Globally, obesity is on the rise and is associated with a number of diseases, including diabetes, hypertension and heart problems. The link between obesity and hernias has come to light particularly in India where the prevalence of obesity is rising. This raises questions concerning the increased risk of hernias and surgical consequences for obese people.
Brief overview of hernias
A hernia is a muscle gap that lets internal organs, like the bowel to bulge out. While some people feel no pain, emergencies can arise from bowel strangulation. This life-threatening situation requires immediate surgery to release the trapped bowel and fix the hernia with prosthetic material/suture.
The term “hernia” originates from Latin (“bulge”) and in Greek (“rupture”).
Factors like obesity, heavy lifting, chronic coughing, straining during bowel movements or urination, lung disease, and abdominal fluid can raise abdominal pressure, potentially leading to hernias. A family history of hernias also increases the likelihood of developing one.
Hernias are categorised by their location, here are some,
- Inguinal Hernia: Common at the groin, where the thigh meets the abdominal wall. Incomplete inguinal hernia means it doesn’t reach the scrotum. Complete inguinal hernia means it extends into the scrotum. Direct Herniae moves directly forward, often in older individuals and can be on both sides. Indirect Hernia means it passes through the inguinal canal, more common in men and usually starts at birth.
- Femoral Hernia: Occurs at the front of the thigh; more common in women than men.
- Umbilical Hernia: At the navel, linked to multiple pregnancies.
- Epigastric Hernia: Upper abdomen above the navel.
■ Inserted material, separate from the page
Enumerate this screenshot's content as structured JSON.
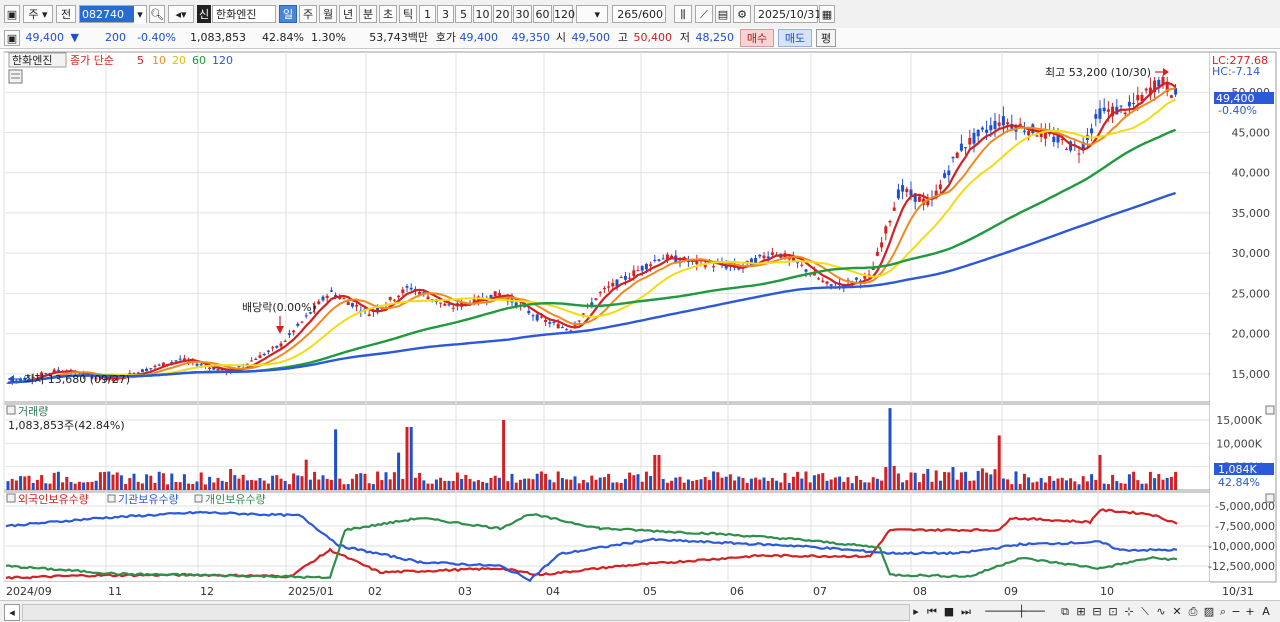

- Incisional Hernia: Develops through old incision scars or repaired hernial sites.
The connection between obesity and hernia repair complications
Recognising the link between hernias and obesity is vital for those managing weight and hernia concerns. Obesity increases hernia risk through various means:
- Abdominal Pressure: Excess abdominal fat heightens pressure, straining muscles and causing hernias.
- Muscle Weakness: Obesity weakens muscles fostering hernia vulnerability. Fat in the abdominal wall acts like a pile driver through the muscle and causes its breakdown.
- Healing Challenges: Obesity hampers tissue healing, increasing the likelihood of hernias at surgical sites.
- Respiratory Impact:Excessive coughing causes more stress to abdominal muscles, elevating hernia risk.
- Lifestyle Role: Chronic straining due to constipation escalates abdominal pressure, contributing to hernia formation.
Obesity as a Risk Factor in Hernia Repair Complications
Firstly, if your hernia becomes painful, and tender, and you can’t push it back, go to the ER immediately. Strangulation of the intestine within the hernia can cause gangrene and bowel death in 6 hours.
Obesity complicates hernia repair due to several complexities.
- Higher Risks in surgery : Obesity raises the chances of wound infections hence causing delayed healing, and seromas in the wound. Excess abdominal fat hampers proper visualisation and access during hernia surgery.
- Anaesthetic Complexities: Excess weight affects lung function, posing challenges for anaesthesia. Obesity increases risk of blood clots in the legs (deep venous thrombosis) and can lead to fatal consequences.
- Extended Recovery: slowing the healing process.
- Recurrence of hernia: Obesity heightens hernia recurrence post-surgery.
Overview of hernia repair procedures
Upon evaluation by a surgeon, patients are presented with two main options: Open and Laparoscopic Repair. The choice hinges on individual factors, with each approach carrying distinct benefits and considerations.
- Prosthetic mesh is universally used for secure hernia repairs, with materials like Polypropylene, Polyester, PTFE, and composite meshes like Ultrapro.
- Open inguinal hernia surgery uses local or regional anaesthesia, and 3D meshes are a recent advancement.
- Glue closure is replacing stitches for wound closure.
- Laparoscopic surgery involves key hole surgery with mesh placement
Strategies to Mitigate Complications in Obese Patients
Usually when an obese patient with a non-emergent hernia presents to a surgeon, the aim will be to mitigate the risks of surgery:
- Encouraging patient to lose weight systematically using a dietician’s services, a weight loss trainer and changing the mind set of the patient about obesity. These can be be done by motivating the patient with regular goals and continuous follow up.
- Preoperative physiotherapy with breathing exercises and walking helps mitigate risks of complications.
- Nutritional support with vitamins and protein rich diet.
- Skin care at the site of the hernia.
- Optimizing the patient’s other medical problems (diabetes/hypertension/cardiac ailments).
- DVT (deep venous thrombosis) prophylaxis with medications and graduated compression stocking.
In the end, surgery in obese hernia patients does carries risk, but these can be mitigated with optimising the patient with a multi-pronged approach.
Dr. Rajeev Premnath, General, Laparoscopic Surgeon and Endoscopist,
Hitech Hernia Centre, Ramakrishna Hospital Jayanagar, Bengaluru